#### Data section ####
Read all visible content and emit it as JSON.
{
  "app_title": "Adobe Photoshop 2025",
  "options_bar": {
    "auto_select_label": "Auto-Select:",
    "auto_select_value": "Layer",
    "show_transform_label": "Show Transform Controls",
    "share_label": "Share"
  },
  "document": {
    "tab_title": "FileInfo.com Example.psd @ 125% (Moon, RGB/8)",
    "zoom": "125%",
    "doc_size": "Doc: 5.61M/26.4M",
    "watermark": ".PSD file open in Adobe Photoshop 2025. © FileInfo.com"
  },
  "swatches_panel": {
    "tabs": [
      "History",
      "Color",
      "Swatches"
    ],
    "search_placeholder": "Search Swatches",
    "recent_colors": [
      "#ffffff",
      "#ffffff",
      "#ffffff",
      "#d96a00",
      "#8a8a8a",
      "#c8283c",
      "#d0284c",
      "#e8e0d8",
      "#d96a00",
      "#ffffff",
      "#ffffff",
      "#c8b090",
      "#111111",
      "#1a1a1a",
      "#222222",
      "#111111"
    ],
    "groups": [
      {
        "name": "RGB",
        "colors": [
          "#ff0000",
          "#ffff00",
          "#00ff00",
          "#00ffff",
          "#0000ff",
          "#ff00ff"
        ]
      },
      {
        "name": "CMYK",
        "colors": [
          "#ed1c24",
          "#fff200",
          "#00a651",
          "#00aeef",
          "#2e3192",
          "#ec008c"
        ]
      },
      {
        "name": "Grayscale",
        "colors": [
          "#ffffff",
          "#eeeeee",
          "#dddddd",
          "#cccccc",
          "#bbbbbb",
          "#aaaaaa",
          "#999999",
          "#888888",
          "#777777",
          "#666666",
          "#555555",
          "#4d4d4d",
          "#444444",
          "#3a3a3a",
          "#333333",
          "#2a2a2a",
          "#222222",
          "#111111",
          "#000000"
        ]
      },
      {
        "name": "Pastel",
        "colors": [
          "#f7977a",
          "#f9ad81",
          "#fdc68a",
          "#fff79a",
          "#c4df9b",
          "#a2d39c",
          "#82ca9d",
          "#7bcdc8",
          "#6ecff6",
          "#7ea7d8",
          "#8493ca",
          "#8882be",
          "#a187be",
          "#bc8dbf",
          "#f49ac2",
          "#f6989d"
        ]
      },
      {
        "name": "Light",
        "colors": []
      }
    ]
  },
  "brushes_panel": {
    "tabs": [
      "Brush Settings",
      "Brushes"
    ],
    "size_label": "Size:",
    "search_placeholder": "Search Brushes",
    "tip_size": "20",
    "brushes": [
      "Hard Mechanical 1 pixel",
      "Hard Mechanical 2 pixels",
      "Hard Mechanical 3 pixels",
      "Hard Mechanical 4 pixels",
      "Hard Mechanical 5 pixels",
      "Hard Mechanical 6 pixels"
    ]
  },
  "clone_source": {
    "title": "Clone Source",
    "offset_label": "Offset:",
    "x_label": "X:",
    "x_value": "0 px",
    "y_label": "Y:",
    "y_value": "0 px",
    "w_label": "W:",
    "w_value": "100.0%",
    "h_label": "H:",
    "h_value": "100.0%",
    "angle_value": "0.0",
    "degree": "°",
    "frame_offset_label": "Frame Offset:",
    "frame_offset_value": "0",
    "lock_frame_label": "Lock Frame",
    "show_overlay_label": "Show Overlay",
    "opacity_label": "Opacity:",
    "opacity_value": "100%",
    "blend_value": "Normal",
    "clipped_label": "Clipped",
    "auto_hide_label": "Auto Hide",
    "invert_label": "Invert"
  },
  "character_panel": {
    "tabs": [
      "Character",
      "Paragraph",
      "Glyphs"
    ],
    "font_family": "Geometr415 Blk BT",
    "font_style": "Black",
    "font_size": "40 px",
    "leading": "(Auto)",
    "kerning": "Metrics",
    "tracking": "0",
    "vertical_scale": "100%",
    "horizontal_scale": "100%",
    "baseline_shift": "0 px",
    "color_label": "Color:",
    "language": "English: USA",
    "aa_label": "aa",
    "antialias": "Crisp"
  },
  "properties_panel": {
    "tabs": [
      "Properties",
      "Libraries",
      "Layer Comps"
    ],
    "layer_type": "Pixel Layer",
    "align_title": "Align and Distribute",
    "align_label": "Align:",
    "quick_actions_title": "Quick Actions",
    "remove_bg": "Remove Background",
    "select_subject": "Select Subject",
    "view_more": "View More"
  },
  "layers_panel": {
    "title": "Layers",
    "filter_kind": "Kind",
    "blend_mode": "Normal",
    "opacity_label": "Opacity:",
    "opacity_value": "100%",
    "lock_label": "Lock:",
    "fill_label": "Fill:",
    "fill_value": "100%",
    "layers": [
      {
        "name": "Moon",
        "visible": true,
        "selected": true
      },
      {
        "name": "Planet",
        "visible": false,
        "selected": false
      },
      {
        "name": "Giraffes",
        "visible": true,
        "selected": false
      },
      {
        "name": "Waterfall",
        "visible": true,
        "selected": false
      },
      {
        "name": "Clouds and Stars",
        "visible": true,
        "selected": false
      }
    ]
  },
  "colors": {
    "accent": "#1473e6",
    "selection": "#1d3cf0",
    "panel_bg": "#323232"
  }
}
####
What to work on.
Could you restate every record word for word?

Task result.
Read all visible content and emit it as JSON.
{
  "app_title": "Adobe Photoshop 2025",
  "options_bar": {
    "auto_select_label": "Auto-Select:",
    "auto_select_value": "Layer",
    "show_transform_label": "Show Transform Controls",
    "share_label": "Share"
  },
  "document": {
    "tab_title": "FileInfo.com Example.psd @ 125% (Moon, RGB/8)",
    "zoom": "125%",
    "doc_size": "Doc: 5.61M/26.4M",
    "watermark": ".PSD file open in Adobe Photoshop 2025. © FileInfo.com"
  },
  "swatches_panel": {
    "tabs": [
      "History",
      "Color",
      "Swatches"
    ],
    "search_placeholder": "Search Swatches",
    "recent_colors": [
      "#ffffff",
      "#ffffff",
      "#ffffff",
      "#d96a00",
      "#8a8a8a",
      "#c8283c",
      "#d0284c",
      "#e8e0d8",
      "#d96a00",
      "#ffffff",
      "#ffffff",
      "#c8b090",
      "#111111",
      "#1a1a1a",
      "#222222",
      "#111111"
    ],
    "groups": [
      {
        "name": "RGB",
        "colors": [
          "#ff0000",
          "#ffff00",
          "#00ff00",
          "#00ffff",
          "#0000ff",
          "#ff00ff"
        ]
      },
      {
        "name": "CMYK",
        "colors": [
          "#ed1c24",
          "#fff200",
          "#00a651",
          "#00aeef",
          "#2e3192",
          "#ec008c"
        ]
      },
      {
        "name": "Grayscale",
        "colors": [
          "#ffffff",
          "#eeeeee",
          "#dddddd",
          "#cccccc",
          "#bbbbbb",
          "#aaaaaa",
          "#999999",
          "#888888",
          "#777777",
          "#666666",
          "#555555",
          "#4d4d4d",
          "#444444",
          "#3a3a3a",
          "#333333",
          "#2a2a2a",
          "#222222",
          "#111111",
          "#000000"
        ]
      },
      {
        "name": "Pastel",
        "colors": [
          "#f7977a",
          "#f9ad81",
          "#fdc68a",
          "#fff79a",
          "#c4df9b",
          "#a2d39c",
          "#82ca9d",
          "#7bcdc8",
          "#6ecff6",
          "#7ea7d8",
          "#8493ca",
          "#8882be",
          "#a187be",
          "#bc8dbf",
          "#f49ac2",
          "#f6989d"
        ]
      },
      {
        "name": "Light",
        "colors": []
      }
    ]
  },
  "brushes_panel": {
    "tabs": [
      "Brush Settings",
      "Brushes"
    ],
    "size_label": "Size:",
    "search_placeholder": "Search Brushes",
    "tip_size": "20",
    "brushes": [
      "Hard Mechanical 1 pixel",
      "Hard Mechanical 2 pixels",
      "Hard Mechanical 3 pixels",
      "Hard Mechanical 4 pixels",
      "Hard Mechanical 5 pixels",
      "Hard Mechanical 6 pixels"
    ]
  },
  "clone_source": {
    "title": "Clone Source",
    "offset_label": "Offset:",
    "x_label": "X:",
    "x_value": "0 px",
    "y_label": "Y:",
    "y_value": "0 px",
    "w_label": "W:",
    "w_value": "100.0%",
    "h_label": "H:",
    "h_value": "100.0%",
    "angle_value": "0.0",
    "degree": "°",
    "frame_offset_label": "Frame Offset:",
    "frame_offset_value": "0",
    "lock_frame_label": "Lock Frame",
    "show_overlay_label": "Show Overlay",
    "opacity_label": "Opacity:",
    "opacity_value": "100%",
    "blend_value": "Normal",
    "clipped_label": "Clipped",
    "auto_hide_label": "Auto Hide",
    "invert_label": "Invert"
  },
  "character_panel": {
    "tabs": [
      "Character",
      "Paragraph",
      "Glyphs"
    ],
    "font_family": "Geometr415 Blk BT",
    "font_style": "Black",
    "font_size": "40 px",
    "leading": "(Auto)",
    "kerning": "Metrics",
    "tracking": "0",
    "vertical_scale": "100%",
    "horizontal_scale": "100%",
    "baseline_shift": "0 px",
    "color_label": "Color:",
    "language": "English: USA",
    "aa_label": "aa",
    "antialias": "Crisp"
  },
  "properties_panel": {
    "tabs": [
      "Properties",
      "Libraries",
      "Layer Comps"
    ],
    "layer_type": "Pixel Layer",
    "align_title": "Align and Distribute",
    "align_label": "Align:",
    "quick_actions_title": "Quick Actions",
    "remove_bg": "Remove Background",
    "select_subject": "Select Subject",
    "view_more": "View More"
  },
  "layers_panel": {
    "title": "Layers",
    "filter_kind": "Kind",
    "blend_mode": "Normal",
    "opacity_label": "Opacity:",
    "opacity_value": "100%",
    "lock_label": "Lock:",
    "fill_label": "Fill:",
    "fill_value": "100%",
    "layers": [
      {
        "name": "Moon",
        "visible": true,
        "selected": true
      },
      {
        "name": "Planet",
        "visible": false,
        "selected": false
      },
      {
        "name": "Giraffes",
        "visible": true,
        "selected": false
      },
      {
        "name": "Waterfall",
        "visible": true,
        "selected": false
      },
      {
        "name": "Clouds and Stars",
        "visible": true,
        "selected": false
      }
    ]
  },
  "colors": {
    "accent": "#1473e6",
    "selection": "#1d3cf0",
    "panel_bg": "#323232"
  }
}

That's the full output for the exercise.